A shareholder of an Illinois bank holding company has filed a class action that could trigger the company's year-old poison pill.
And if the courts rule in Mary K. Quinn's favor, Illini Corp., Springfield, Ill., would become the first community bank in the country to activate this kind of shareholder rights plan.
Ms. Quinn, who owns 21 shares of $154 million-asset Illini, contends in her suit that Illinois Stock Transfer Co. should have issued rights to dilute Illini's stock when shareholder Ida R. Knoll accumulated more than 10% of the banking company's shares in April. Under Illini's poison pill, the company must at least double its number of shares outstanding if a hostile party accumulates more than 10% of its shares.
Ms. Noll, daughter-in-law of the bank's founder, crossed that threshold in April when she received a stock gift from her mother.
Such shareholder rights plans are common among community banks that want to stay independent.

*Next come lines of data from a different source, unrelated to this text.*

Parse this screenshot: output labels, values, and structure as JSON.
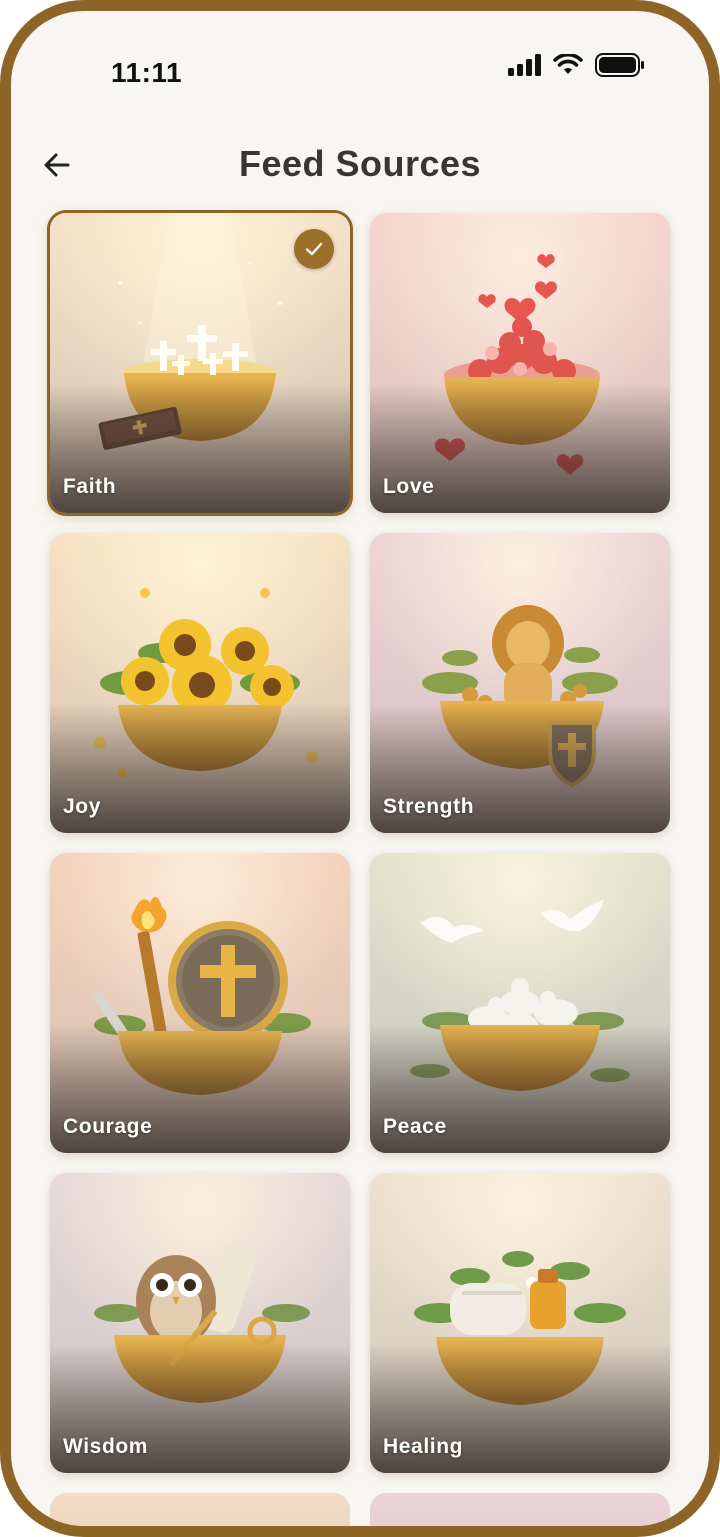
{
  "status_bar": {
    "time": "11:11"
  },
  "header": {
    "title": "Feed Sources"
  },
  "cards": [
    {
      "label": "Faith",
      "selected": true
    },
    {
      "label": "Love",
      "selected": false
    },
    {
      "label": "Joy",
      "selected": false
    },
    {
      "label": "Strength",
      "selected": false
    },
    {
      "label": "Courage",
      "selected": false
    },
    {
      "label": "Peace",
      "selected": false
    },
    {
      "label": "Wisdom",
      "selected": false
    },
    {
      "label": "Healing",
      "selected": false
    }
  ],
  "colors": {
    "accent": "#8f6527",
    "check": "#9a6f2a",
    "background": "#f8f6f2",
    "title": "#3a3530"
  }
}
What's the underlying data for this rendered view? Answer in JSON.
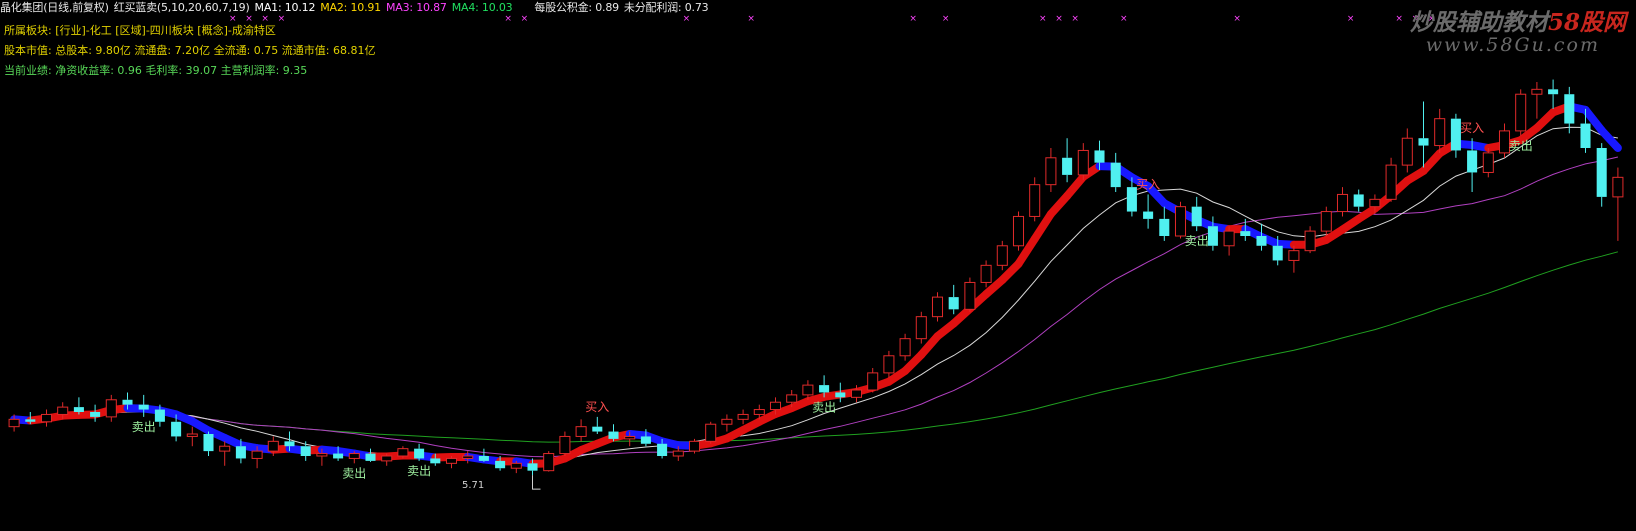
{
  "header": {
    "stock_name": "晶化集团(日线,前复权)",
    "indicator": "红买蓝卖(5,10,20,60,7,19)",
    "ma1": "MA1: 10.12",
    "ma2": "MA2: 10.91",
    "ma3": "MA3: 10.87",
    "ma4": "MA4: 10.03",
    "reserve": "每股公积金: 0.89",
    "undistributed": "未分配利润: 0.73"
  },
  "info": {
    "sector": "所属板块: [行业]-化工 [区域]-四川板块 [概念]-成渝特区",
    "capital": "股本市值: 总股本: 9.80亿 流通盘: 7.20亿 全流通: 0.75 流通市值: 68.81亿",
    "performance": "当前业绩: 净资收益率: 0.96 毛利率: 39.07 主营利润率: 9.35"
  },
  "watermark": {
    "title_grey": "炒股辅助教材",
    "title_red": "58股网",
    "url": "www.58Gu.com"
  },
  "low_marker": "5.71",
  "colors": {
    "header_name": "#e8e8e8",
    "header_indicator": "#e8e8e8",
    "ma1": "#ffffff",
    "ma2": "#ffd700",
    "ma3": "#ff44ff",
    "ma4": "#20e060",
    "info_text": "#e0d000",
    "info_perf": "#58d858",
    "up_candle": "#e02a2a",
    "down_candle": "#50f0f0",
    "buy_line": "#e01010",
    "sell_line": "#1818ff",
    "ma20_line": "#b040c0",
    "ma60_line": "#20a020",
    "signal_mark": "#ff44ff"
  },
  "chart_data": {
    "type": "candlestick",
    "ohlc": [
      [
        6.7,
        6.95,
        6.6,
        6.85
      ],
      [
        6.85,
        7.0,
        6.75,
        6.8
      ],
      [
        6.8,
        7.05,
        6.7,
        6.95
      ],
      [
        6.95,
        7.2,
        6.85,
        7.1
      ],
      [
        7.1,
        7.3,
        6.95,
        7.0
      ],
      [
        7.0,
        7.15,
        6.8,
        6.9
      ],
      [
        6.9,
        7.35,
        6.8,
        7.25
      ],
      [
        7.25,
        7.4,
        7.05,
        7.15
      ],
      [
        7.15,
        7.35,
        6.9,
        7.05
      ],
      [
        7.05,
        7.15,
        6.7,
        6.8
      ],
      [
        6.8,
        6.95,
        6.4,
        6.5
      ],
      [
        6.5,
        6.7,
        6.3,
        6.55
      ],
      [
        6.55,
        6.6,
        6.1,
        6.2
      ],
      [
        6.2,
        6.4,
        5.9,
        6.3
      ],
      [
        6.3,
        6.45,
        5.95,
        6.05
      ],
      [
        6.05,
        6.3,
        5.85,
        6.2
      ],
      [
        6.2,
        6.5,
        6.1,
        6.4
      ],
      [
        6.4,
        6.6,
        6.2,
        6.3
      ],
      [
        6.3,
        6.4,
        6.0,
        6.1
      ],
      [
        6.1,
        6.25,
        5.9,
        6.15
      ],
      [
        6.15,
        6.3,
        6.0,
        6.05
      ],
      [
        6.05,
        6.2,
        5.95,
        6.15
      ],
      [
        6.15,
        6.25,
        5.98,
        6.0
      ],
      [
        6.0,
        6.15,
        5.9,
        6.1
      ],
      [
        6.1,
        6.3,
        6.05,
        6.25
      ],
      [
        6.25,
        6.35,
        6.0,
        6.05
      ],
      [
        6.05,
        6.15,
        5.9,
        5.95
      ],
      [
        5.95,
        6.1,
        5.85,
        6.05
      ],
      [
        6.05,
        6.2,
        5.95,
        6.1
      ],
      [
        6.1,
        6.25,
        5.98,
        6.0
      ],
      [
        6.0,
        6.1,
        5.8,
        5.85
      ],
      [
        5.85,
        6.0,
        5.75,
        5.95
      ],
      [
        5.95,
        6.05,
        5.71,
        5.8
      ],
      [
        5.8,
        6.2,
        5.78,
        6.15
      ],
      [
        6.15,
        6.6,
        6.1,
        6.5
      ],
      [
        6.5,
        6.85,
        6.4,
        6.7
      ],
      [
        6.7,
        6.9,
        6.55,
        6.6
      ],
      [
        6.6,
        6.75,
        6.4,
        6.45
      ],
      [
        6.45,
        6.6,
        6.3,
        6.5
      ],
      [
        6.5,
        6.65,
        6.3,
        6.35
      ],
      [
        6.35,
        6.45,
        6.05,
        6.1
      ],
      [
        6.1,
        6.3,
        6.0,
        6.2
      ],
      [
        6.2,
        6.45,
        6.15,
        6.4
      ],
      [
        6.4,
        6.8,
        6.35,
        6.75
      ],
      [
        6.75,
        6.95,
        6.6,
        6.85
      ],
      [
        6.85,
        7.05,
        6.75,
        6.95
      ],
      [
        6.95,
        7.15,
        6.85,
        7.05
      ],
      [
        7.05,
        7.3,
        6.95,
        7.2
      ],
      [
        7.2,
        7.45,
        7.1,
        7.35
      ],
      [
        7.35,
        7.65,
        7.25,
        7.55
      ],
      [
        7.55,
        7.75,
        7.3,
        7.4
      ],
      [
        7.4,
        7.6,
        7.2,
        7.3
      ],
      [
        7.3,
        7.55,
        7.2,
        7.45
      ],
      [
        7.45,
        7.9,
        7.4,
        7.8
      ],
      [
        7.8,
        8.25,
        7.7,
        8.15
      ],
      [
        8.15,
        8.6,
        8.05,
        8.5
      ],
      [
        8.5,
        9.05,
        8.4,
        8.95
      ],
      [
        8.95,
        9.45,
        8.85,
        9.35
      ],
      [
        9.35,
        9.6,
        9.0,
        9.1
      ],
      [
        9.1,
        9.75,
        9.05,
        9.65
      ],
      [
        9.65,
        10.1,
        9.55,
        10.0
      ],
      [
        10.0,
        10.5,
        9.9,
        10.4
      ],
      [
        10.4,
        11.1,
        10.3,
        11.0
      ],
      [
        11.0,
        11.8,
        10.9,
        11.65
      ],
      [
        11.65,
        12.4,
        11.5,
        12.2
      ],
      [
        12.2,
        12.6,
        11.7,
        11.85
      ],
      [
        11.85,
        12.5,
        11.75,
        12.35
      ],
      [
        12.35,
        12.55,
        11.95,
        12.1
      ],
      [
        12.1,
        12.3,
        11.5,
        11.6
      ],
      [
        11.6,
        11.8,
        11.0,
        11.1
      ],
      [
        11.1,
        11.45,
        10.75,
        10.95
      ],
      [
        10.95,
        11.2,
        10.5,
        10.6
      ],
      [
        10.6,
        11.3,
        10.55,
        11.2
      ],
      [
        11.2,
        11.4,
        10.7,
        10.8
      ],
      [
        10.8,
        11.0,
        10.3,
        10.4
      ],
      [
        10.4,
        10.8,
        10.2,
        10.7
      ],
      [
        10.7,
        10.95,
        10.5,
        10.6
      ],
      [
        10.6,
        10.85,
        10.3,
        10.4
      ],
      [
        10.4,
        10.6,
        10.0,
        10.1
      ],
      [
        10.1,
        10.4,
        9.85,
        10.3
      ],
      [
        10.3,
        10.8,
        10.25,
        10.7
      ],
      [
        10.7,
        11.2,
        10.6,
        11.1
      ],
      [
        11.1,
        11.6,
        11.0,
        11.45
      ],
      [
        11.45,
        11.55,
        11.1,
        11.2
      ],
      [
        11.2,
        11.45,
        11.05,
        11.35
      ],
      [
        11.35,
        12.2,
        11.3,
        12.05
      ],
      [
        12.05,
        12.8,
        11.9,
        12.6
      ],
      [
        12.6,
        13.35,
        12.0,
        12.45
      ],
      [
        12.45,
        13.2,
        12.3,
        13.0
      ],
      [
        13.0,
        13.1,
        12.2,
        12.35
      ],
      [
        12.35,
        12.6,
        11.5,
        11.9
      ],
      [
        11.9,
        12.4,
        11.8,
        12.3
      ],
      [
        12.3,
        12.9,
        12.2,
        12.75
      ],
      [
        12.75,
        13.6,
        12.65,
        13.5
      ],
      [
        13.5,
        13.75,
        13.0,
        13.6
      ],
      [
        13.6,
        13.8,
        13.2,
        13.5
      ],
      [
        13.5,
        13.65,
        12.7,
        12.9
      ],
      [
        12.9,
        13.2,
        12.3,
        12.4
      ],
      [
        12.4,
        12.5,
        11.2,
        11.4
      ],
      [
        11.4,
        12.0,
        10.5,
        11.8
      ]
    ],
    "ma_params": [
      5,
      10,
      20,
      60
    ],
    "signals": [
      {
        "label": "卖出",
        "index": 8
      },
      {
        "label": "卖出",
        "index": 21
      },
      {
        "label": "卖出",
        "index": 25
      },
      {
        "label": "买入",
        "index": 36
      },
      {
        "label": "卖出",
        "index": 50
      },
      {
        "label": "买入",
        "index": 70
      },
      {
        "label": "卖出",
        "index": 73
      },
      {
        "label": "买入",
        "index": 90
      },
      {
        "label": "卖出",
        "index": 93
      }
    ],
    "low": {
      "label": "5.71",
      "value": 5.71
    },
    "ylim": [
      5.2,
      14.2
    ],
    "grid": false
  }
}
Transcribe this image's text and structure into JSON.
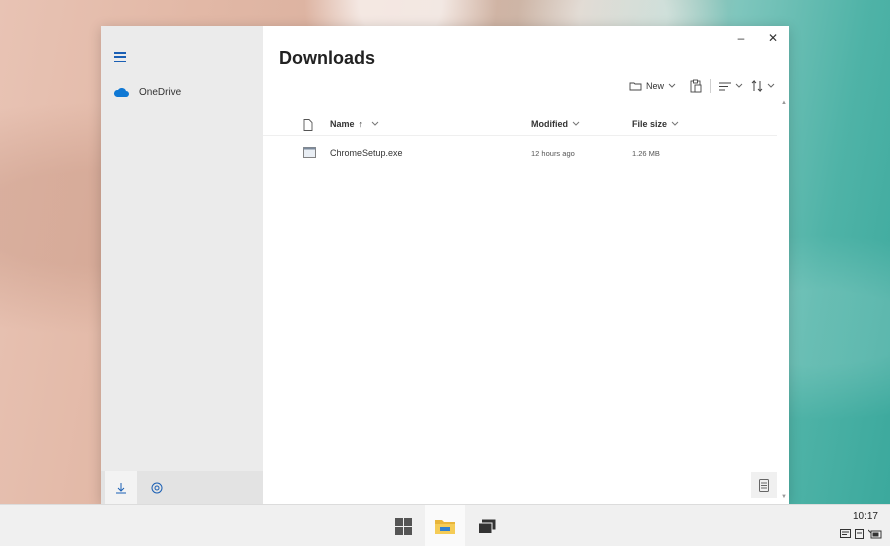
{
  "window": {
    "title": "Downloads",
    "minimize_glyph": "–",
    "close_glyph": "✕"
  },
  "sidebar": {
    "items": [
      {
        "label": "OneDrive",
        "icon": "cloud-icon"
      }
    ],
    "bottom_buttons": [
      {
        "icon": "download-icon",
        "active": true
      },
      {
        "icon": "settings-icon",
        "active": false
      }
    ]
  },
  "toolbar": {
    "new_label": "New",
    "chevron": "⌵"
  },
  "table": {
    "columns": [
      {
        "label": "Name",
        "sort": "↑"
      },
      {
        "label": "Modified"
      },
      {
        "label": "File size"
      }
    ],
    "rows": [
      {
        "name": "ChromeSetup.exe",
        "modified": "12 hours ago",
        "size": "1.26 MB"
      }
    ]
  },
  "taskbar": {
    "apps": [
      "windows-start-icon",
      "file-explorer-icon",
      "task-view-icon"
    ],
    "clock": "10:17"
  },
  "colors": {
    "accent": "#1a5fb4",
    "onedrive": "#0f78d4"
  }
}
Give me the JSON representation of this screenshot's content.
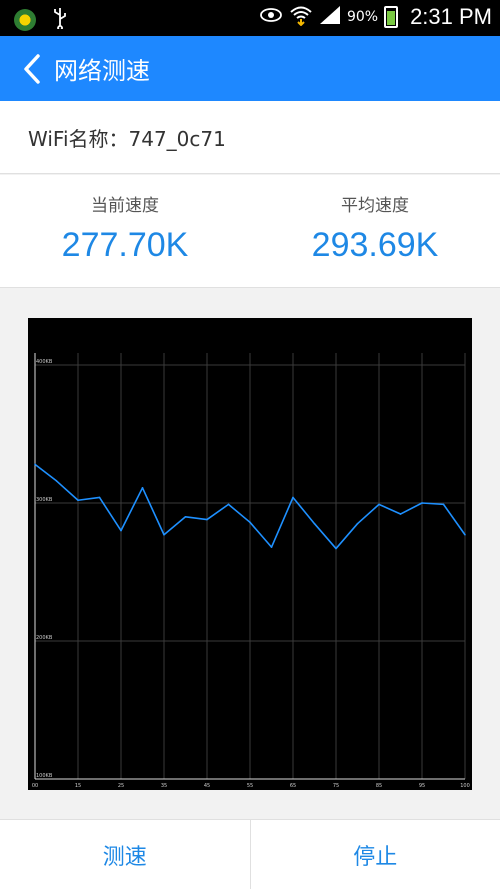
{
  "status": {
    "battery": "90%",
    "time": "2:31 PM",
    "battery_color": "#7ac943"
  },
  "header": {
    "title": "网络测速",
    "bg_color": "#1e88ff"
  },
  "wifi": {
    "label": "WiFi名称：747_0c71"
  },
  "stats": {
    "current_label": "当前速度",
    "current_value": "277.70K",
    "average_label": "平均速度",
    "average_value": "293.69K",
    "value_color": "#1e88e5"
  },
  "chart_data": {
    "type": "line",
    "x": [
      0,
      5,
      10,
      15,
      20,
      25,
      30,
      35,
      40,
      45,
      50,
      55,
      60,
      65,
      70,
      75,
      80,
      85,
      90,
      95,
      100
    ],
    "x_tick_labels": [
      "00",
      "15",
      "25",
      "35",
      "45",
      "55",
      "65",
      "75",
      "85",
      "95",
      "100"
    ],
    "x_ticks": [
      0,
      10,
      20,
      30,
      40,
      50,
      60,
      70,
      80,
      90,
      100
    ],
    "series": [
      {
        "values": [
          328,
          316,
          302,
          304,
          280,
          311,
          277,
          290,
          288,
          299,
          286,
          268,
          304,
          285,
          267,
          285,
          299,
          292,
          300,
          299,
          277
        ]
      }
    ],
    "y_tick_labels": [
      "400KB",
      "300KB",
      "200KB",
      "100KB"
    ],
    "y_ticks": [
      400,
      300,
      200,
      100
    ],
    "xlim": [
      0,
      100
    ],
    "ylim": [
      100,
      400
    ],
    "grid": true,
    "line_color": "#1e90ff",
    "bg_color": "#000000"
  },
  "actions": {
    "test_label": "测速",
    "stop_label": "停止"
  }
}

But a poison pill has never been triggered because banks and hostile parties have always compromised, said Craig McCrohon, a lawyer at Freeborn & Peters in Chicago.
Illini's board, in fact, has agreed not to activate the poison pill if Ms. Noll sells enough shares to go below the 10% threshold by July 6. The directors say Ms. Noll accumulated her stake inadvertently and should not be considered hostile, according to Securities and Exchange Commission filings.
But Ms. Noll has no plan to divest shares, said her St. Louis attorney, Thomas C. Erb. Ms. Noll and her family, who control about 30% of the company's stock, oppose the poison pill because it makes it impossible for them to sell their shares in a block without activating the plan.
Since Ms. Noll has no plan to divest, Ms. Quinn believes the company is not honoring its poison pill, said James Ackerman, Ms. Quinn's lawyer. As the bank's agent, the Illinois Stock Transfer Co. would issue rights for additional shares to all stockholders except Ms. Noll, if the plan were activated, thus cutting her stake by at least half.
"It's pretty clear to me that the shareholders should already have their rights certificates," Mr. Ackerman said.
Theodore L. Eissfeldt, the lawyer representing Illini, said Ms. Quinn's suit is "baseless" because the decision to dilute the stock rests with the board, not the transfer company.
The first hearing in the case is scheduled June 23.